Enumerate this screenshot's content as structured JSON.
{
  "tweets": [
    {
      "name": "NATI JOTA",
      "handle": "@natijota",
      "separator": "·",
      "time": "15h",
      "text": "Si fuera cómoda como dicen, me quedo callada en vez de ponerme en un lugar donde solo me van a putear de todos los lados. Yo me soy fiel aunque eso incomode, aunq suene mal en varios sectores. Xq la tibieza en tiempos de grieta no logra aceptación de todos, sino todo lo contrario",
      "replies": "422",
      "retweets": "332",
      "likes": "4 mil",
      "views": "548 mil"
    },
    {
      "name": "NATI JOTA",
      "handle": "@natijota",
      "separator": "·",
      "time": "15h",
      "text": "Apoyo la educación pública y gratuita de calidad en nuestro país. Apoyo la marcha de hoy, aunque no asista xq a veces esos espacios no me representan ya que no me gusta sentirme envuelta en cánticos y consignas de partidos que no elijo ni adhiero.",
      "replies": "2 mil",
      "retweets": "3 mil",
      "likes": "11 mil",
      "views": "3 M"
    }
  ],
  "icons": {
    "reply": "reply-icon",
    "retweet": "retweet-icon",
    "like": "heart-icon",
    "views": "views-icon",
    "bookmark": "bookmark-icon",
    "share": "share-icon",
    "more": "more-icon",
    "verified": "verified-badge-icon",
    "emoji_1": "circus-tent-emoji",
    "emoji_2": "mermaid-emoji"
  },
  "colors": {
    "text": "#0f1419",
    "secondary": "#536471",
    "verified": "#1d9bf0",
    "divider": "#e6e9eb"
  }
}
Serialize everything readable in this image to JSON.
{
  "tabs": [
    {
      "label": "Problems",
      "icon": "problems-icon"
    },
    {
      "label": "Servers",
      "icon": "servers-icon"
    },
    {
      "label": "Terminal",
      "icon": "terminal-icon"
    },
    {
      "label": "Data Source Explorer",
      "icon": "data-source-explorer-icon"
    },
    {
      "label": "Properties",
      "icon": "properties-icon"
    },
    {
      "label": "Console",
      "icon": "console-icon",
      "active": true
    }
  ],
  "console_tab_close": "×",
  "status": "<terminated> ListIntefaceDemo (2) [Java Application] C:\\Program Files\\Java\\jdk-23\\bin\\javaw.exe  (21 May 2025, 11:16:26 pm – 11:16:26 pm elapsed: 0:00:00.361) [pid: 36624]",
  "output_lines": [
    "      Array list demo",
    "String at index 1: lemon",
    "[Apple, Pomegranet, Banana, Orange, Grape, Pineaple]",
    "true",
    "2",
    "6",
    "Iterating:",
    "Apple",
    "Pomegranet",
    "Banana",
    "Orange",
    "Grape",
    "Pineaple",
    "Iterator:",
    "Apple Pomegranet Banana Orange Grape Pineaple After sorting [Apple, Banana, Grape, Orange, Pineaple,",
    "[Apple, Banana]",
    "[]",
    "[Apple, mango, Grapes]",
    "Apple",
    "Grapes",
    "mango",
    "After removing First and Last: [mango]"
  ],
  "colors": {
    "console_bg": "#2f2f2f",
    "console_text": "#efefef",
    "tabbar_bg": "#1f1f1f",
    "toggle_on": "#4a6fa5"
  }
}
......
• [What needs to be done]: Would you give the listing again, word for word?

• [Task result]:
Enumerate this screenshot's content as structured JSON.
{
  "tweets": [
    {
      "name": "NATI JOTA",
      "handle": "@natijota",
      "separator": "·",
      "time": "15h",
      "text": "Si fuera cómoda como dicen, me quedo callada en vez de ponerme en un lugar donde solo me van a putear de todos los lados. Yo me soy fiel aunque eso incomode, aunq suene mal en varios sectores. Xq la tibieza en tiempos de grieta no logra aceptación de todos, sino todo lo contrario",
      "replies": "422",
      "retweets": "332",
      "likes": "4 mil",
      "views": "548 mil"
    },
    {
      "name": "NATI JOTA",
      "handle": "@natijota",
      "separator": "·",
      "time": "15h",
      "text": "Apoyo la educación pública y gratuita de calidad en nuestro país. Apoyo la marcha de hoy, aunque no asista xq a veces esos espacios no me representan ya que no me gusta sentirme envuelta en cánticos y consignas de partidos que no elijo ni adhiero.",
      "replies": "2 mil",
      "retweets": "3 mil",
      "likes": "11 mil",
      "views": "3 M"
    }
  ],
  "icons": {
    "reply": "reply-icon",
    "retweet": "retweet-icon",
    "like": "heart-icon",
    "views": "views-icon",
    "bookmark": "bookmark-icon",
    "share": "share-icon",
    "more": "more-icon",
    "verified": "verified-badge-icon",
    "emoji_1": "circus-tent-emoji",
    "emoji_2": "mermaid-emoji"
  },
  "colors": {
    "text": "#0f1419",
    "secondary": "#536471",
    "verified": "#1d9bf0",
    "divider": "#e6e9eb"
  }
}
Serialize everything readable in this image to JSON.
{
  "tabs": [
    {
      "label": "Problems",
      "icon": "problems-icon"
    },
    {
      "label": "Servers",
      "icon": "servers-icon"
    },
    {
      "label": "Terminal",
      "icon": "terminal-icon"
    },
    {
      "label": "Data Source Explorer",
      "icon": "data-source-explorer-icon"
    },
    {
      "label": "Properties",
      "icon": "properties-icon"
    },
    {
      "label": "Console",
      "icon": "console-icon",
      "active": true
    }
  ],
  "console_tab_close": "×",
  "status": "<terminated> ListIntefaceDemo (2) [Java Application] C:\\Program Files\\Java\\jdk-23\\bin\\javaw.exe  (21 May 2025, 11:16:26 pm – 11:16:26 pm elapsed: 0:00:00.361) [pid: 36624]",
  "output_lines": [
    "      Array list demo",
    "String at index 1: lemon",
    "[Apple, Pomegranet, Banana, Orange, Grape, Pineaple]",
    "true",
    "2",
    "6",
    "Iterating:",
    "Apple",
    "Pomegranet",
    "Banana",
    "Orange",
    "Grape",
    "Pineaple",
    "Iterator:",
    "Apple Pomegranet Banana Orange Grape Pineaple After sorting [Apple, Banana, Grape, Orange, Pineaple,",
    "[Apple, Banana]",
    "[]",
    "[Apple, mango, Grapes]",
    "Apple",
    "Grapes",
    "mango",
    "After removing First and Last: [mango]"
  ],
  "colors": {
    "console_bg": "#2f2f2f",
    "console_text": "#efefef",
    "tabbar_bg": "#1f1f1f",
    "toggle_on": "#4a6fa5"
  }
}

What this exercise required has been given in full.